### Work to be completed
Please tally the lines in the records that include the word "pattern" and answer with the bare number.

### Element data from apps and pages

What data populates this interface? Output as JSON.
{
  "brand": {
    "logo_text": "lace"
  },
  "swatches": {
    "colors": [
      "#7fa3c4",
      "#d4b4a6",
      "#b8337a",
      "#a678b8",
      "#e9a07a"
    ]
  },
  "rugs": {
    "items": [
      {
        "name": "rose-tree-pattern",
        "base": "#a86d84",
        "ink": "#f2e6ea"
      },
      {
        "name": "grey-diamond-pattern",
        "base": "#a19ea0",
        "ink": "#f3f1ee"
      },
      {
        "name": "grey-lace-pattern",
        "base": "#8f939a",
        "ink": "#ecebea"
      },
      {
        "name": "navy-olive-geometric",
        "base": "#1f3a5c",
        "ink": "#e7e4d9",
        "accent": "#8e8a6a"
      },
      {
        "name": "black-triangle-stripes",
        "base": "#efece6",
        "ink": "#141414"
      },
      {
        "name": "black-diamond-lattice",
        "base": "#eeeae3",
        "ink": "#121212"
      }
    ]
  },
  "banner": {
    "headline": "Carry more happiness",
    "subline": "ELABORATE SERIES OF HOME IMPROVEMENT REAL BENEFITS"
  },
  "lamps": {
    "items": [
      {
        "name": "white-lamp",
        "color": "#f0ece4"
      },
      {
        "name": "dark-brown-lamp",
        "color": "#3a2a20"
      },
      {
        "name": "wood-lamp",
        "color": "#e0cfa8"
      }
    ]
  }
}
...
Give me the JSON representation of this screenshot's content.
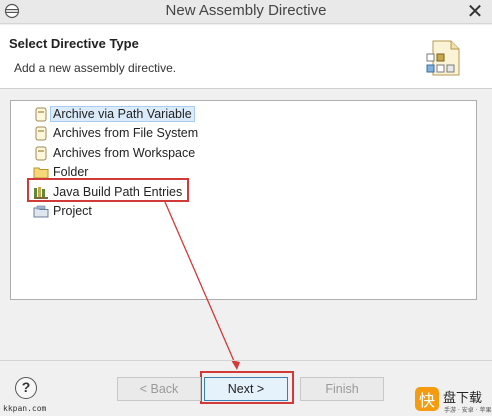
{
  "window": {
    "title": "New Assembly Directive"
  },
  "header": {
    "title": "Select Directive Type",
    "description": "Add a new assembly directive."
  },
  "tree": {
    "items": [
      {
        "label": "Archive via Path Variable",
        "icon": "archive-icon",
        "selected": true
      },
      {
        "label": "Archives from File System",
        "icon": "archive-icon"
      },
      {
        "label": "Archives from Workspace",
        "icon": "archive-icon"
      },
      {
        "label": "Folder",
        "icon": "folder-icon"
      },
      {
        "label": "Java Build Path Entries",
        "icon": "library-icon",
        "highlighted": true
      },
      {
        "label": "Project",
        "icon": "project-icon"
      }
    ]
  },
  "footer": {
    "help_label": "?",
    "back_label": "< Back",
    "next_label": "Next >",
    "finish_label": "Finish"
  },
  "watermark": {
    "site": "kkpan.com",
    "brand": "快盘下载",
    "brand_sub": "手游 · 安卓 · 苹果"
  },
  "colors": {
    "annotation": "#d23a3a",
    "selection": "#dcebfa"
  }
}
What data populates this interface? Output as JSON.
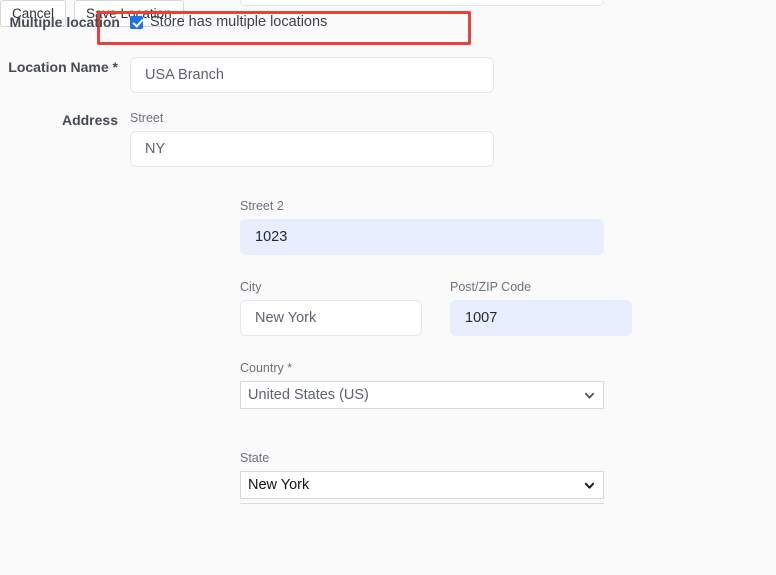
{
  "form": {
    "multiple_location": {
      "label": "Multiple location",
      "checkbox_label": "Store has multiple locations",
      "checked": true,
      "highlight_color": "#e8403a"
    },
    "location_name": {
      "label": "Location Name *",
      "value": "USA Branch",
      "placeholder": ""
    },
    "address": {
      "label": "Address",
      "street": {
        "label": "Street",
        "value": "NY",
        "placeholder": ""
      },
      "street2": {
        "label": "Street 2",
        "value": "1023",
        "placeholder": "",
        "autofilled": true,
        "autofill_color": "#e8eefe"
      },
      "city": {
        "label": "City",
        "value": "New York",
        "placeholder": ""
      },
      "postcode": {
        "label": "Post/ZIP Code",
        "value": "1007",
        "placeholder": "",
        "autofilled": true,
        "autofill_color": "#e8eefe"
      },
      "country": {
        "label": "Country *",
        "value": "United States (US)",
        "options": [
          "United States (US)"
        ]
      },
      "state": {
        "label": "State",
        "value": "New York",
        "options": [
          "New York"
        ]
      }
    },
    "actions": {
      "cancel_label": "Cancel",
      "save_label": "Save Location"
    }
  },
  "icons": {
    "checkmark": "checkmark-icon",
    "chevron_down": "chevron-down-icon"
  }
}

### Task result
3